WHAT YOU HAVE TO DO
Filter the entries down to the lines containing "ecole", and copy those lines.

[Excerpts from an interface dataset]
-----

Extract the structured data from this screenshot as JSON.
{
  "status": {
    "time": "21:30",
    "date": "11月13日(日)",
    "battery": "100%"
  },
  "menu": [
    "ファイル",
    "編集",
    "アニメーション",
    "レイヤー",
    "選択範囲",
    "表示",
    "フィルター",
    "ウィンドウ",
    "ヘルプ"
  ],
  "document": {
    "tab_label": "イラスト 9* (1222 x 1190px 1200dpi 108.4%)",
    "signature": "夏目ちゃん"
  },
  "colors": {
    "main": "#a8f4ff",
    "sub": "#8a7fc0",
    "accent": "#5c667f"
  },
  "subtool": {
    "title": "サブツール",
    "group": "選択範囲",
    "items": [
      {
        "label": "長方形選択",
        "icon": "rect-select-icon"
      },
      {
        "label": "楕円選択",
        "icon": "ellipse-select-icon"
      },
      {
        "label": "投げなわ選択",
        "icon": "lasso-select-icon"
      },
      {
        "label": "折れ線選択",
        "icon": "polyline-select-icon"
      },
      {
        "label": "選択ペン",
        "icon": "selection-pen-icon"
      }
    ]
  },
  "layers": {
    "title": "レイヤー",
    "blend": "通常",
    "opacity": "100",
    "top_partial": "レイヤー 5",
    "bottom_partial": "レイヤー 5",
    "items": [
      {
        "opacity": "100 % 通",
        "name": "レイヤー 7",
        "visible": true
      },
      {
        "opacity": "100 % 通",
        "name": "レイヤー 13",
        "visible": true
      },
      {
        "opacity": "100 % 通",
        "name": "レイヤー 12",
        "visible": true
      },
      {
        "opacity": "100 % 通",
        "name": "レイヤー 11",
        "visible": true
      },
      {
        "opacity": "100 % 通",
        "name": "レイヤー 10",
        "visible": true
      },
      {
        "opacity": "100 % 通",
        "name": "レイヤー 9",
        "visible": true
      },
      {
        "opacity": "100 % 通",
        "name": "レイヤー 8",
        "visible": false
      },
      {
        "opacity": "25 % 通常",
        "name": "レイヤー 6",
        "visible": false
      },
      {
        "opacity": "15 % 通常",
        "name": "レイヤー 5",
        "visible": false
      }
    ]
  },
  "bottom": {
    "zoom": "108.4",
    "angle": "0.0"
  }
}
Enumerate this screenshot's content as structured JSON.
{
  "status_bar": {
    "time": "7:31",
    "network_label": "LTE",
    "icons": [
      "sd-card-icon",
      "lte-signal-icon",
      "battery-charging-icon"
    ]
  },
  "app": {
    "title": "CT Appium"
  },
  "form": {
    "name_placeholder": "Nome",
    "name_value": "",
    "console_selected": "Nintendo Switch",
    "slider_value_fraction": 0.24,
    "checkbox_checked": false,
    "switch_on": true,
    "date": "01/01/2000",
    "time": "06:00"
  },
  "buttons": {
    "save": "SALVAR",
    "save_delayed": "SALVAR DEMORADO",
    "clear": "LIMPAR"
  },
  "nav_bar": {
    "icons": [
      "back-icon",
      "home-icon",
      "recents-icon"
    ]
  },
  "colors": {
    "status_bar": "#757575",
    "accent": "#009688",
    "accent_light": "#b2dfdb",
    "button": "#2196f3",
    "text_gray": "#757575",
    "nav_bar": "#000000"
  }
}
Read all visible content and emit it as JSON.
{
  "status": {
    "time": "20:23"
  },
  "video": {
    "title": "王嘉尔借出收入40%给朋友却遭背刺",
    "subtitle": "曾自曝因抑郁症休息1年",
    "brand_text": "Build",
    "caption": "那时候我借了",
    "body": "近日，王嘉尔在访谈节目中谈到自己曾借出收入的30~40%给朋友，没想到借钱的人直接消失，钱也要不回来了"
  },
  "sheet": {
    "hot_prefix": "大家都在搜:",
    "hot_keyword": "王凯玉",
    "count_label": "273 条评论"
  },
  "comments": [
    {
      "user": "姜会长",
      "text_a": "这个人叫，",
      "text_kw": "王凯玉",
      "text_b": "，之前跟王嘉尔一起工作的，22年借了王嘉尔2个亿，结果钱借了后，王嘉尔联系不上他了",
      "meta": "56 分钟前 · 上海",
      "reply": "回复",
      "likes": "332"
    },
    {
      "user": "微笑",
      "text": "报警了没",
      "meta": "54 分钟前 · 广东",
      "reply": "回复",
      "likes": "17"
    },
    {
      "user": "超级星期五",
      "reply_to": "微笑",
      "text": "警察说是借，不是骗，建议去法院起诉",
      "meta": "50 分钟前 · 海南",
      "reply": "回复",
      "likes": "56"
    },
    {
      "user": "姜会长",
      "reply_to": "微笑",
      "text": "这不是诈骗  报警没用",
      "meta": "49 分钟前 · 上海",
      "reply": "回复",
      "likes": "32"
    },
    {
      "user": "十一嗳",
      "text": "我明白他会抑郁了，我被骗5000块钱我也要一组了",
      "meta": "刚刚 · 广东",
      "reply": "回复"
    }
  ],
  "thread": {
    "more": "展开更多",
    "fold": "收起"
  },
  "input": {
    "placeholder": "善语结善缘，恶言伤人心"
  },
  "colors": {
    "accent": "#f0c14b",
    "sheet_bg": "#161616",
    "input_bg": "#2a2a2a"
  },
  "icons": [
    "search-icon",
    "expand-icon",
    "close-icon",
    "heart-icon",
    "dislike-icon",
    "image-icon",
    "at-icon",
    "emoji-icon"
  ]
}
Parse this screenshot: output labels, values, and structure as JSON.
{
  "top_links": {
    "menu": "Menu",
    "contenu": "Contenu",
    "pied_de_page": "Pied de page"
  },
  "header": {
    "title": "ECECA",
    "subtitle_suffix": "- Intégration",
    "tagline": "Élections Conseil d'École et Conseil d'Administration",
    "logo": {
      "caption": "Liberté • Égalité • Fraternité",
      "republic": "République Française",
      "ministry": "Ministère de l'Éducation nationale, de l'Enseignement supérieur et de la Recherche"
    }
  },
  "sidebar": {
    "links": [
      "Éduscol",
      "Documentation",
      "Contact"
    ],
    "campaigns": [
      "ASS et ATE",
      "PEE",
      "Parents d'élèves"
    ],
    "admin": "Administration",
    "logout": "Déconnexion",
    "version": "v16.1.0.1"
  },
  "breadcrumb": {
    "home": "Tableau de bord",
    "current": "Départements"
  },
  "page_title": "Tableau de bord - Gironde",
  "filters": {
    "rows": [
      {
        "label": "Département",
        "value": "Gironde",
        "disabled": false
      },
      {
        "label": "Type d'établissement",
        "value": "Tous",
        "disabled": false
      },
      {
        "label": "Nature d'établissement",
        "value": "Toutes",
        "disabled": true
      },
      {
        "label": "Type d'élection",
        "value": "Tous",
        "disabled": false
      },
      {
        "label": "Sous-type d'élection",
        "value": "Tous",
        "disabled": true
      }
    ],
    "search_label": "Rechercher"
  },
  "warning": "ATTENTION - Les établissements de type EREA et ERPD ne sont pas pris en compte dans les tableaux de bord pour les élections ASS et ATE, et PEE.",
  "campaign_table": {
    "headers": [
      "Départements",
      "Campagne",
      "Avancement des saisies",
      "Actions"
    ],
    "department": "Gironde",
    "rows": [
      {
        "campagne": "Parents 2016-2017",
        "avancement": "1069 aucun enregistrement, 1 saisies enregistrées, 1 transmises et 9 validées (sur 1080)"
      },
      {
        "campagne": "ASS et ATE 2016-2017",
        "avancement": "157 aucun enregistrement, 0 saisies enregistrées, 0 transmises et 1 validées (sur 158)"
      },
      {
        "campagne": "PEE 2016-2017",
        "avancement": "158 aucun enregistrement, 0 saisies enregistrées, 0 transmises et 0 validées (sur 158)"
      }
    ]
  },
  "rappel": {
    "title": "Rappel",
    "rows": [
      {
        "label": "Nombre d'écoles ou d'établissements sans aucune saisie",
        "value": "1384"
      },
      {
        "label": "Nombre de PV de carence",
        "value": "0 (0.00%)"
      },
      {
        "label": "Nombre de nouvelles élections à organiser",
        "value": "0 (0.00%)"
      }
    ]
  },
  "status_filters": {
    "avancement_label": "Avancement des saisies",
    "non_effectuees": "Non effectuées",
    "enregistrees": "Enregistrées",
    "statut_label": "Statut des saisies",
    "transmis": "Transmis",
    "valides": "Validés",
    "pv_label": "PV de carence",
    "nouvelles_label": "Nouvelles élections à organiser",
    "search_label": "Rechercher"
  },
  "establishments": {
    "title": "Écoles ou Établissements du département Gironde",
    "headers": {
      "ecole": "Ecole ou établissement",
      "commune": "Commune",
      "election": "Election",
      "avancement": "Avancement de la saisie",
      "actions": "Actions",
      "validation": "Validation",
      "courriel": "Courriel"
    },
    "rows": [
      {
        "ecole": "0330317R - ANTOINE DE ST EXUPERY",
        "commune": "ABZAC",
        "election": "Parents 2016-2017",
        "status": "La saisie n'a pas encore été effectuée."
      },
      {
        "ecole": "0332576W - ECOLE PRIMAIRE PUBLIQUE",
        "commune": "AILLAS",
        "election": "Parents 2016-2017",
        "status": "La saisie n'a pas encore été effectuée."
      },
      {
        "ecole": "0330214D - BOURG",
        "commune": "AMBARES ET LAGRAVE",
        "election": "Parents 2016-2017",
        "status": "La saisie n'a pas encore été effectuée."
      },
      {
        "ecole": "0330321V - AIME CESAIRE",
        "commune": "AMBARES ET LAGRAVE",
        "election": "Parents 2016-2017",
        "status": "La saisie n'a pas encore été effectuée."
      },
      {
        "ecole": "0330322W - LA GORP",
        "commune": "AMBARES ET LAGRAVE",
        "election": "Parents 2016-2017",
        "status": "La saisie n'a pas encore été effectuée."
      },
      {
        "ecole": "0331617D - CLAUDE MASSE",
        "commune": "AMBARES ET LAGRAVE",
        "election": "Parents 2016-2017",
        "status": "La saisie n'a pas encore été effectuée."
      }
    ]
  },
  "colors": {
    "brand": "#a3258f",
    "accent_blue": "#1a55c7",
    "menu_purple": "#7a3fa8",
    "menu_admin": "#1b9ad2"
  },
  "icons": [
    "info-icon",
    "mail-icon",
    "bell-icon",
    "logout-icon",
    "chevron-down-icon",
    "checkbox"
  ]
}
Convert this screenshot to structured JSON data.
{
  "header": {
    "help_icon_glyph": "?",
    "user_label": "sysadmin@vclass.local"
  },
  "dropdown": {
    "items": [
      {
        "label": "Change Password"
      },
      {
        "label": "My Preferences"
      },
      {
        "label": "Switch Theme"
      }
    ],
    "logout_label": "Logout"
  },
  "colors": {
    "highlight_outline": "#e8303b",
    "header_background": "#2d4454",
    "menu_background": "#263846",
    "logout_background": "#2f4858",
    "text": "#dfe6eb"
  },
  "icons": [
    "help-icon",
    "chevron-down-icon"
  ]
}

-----

ANSWER TO THIS PROBLEM
      "ecole": "Ecole ou établissement",
        "ecole": "0330317R - ANTOINE DE ST EXUPERY",
        "ecole": "0332576W - ECOLE PRIMAIRE PUBLIQUE",
        "ecole": "0330214D - BOURG",
        "ecole": "0330321V - AIME CESAIRE",
        "ecole": "0330322W - LA GORP",
        "ecole": "0331617D - CLAUDE MASSE",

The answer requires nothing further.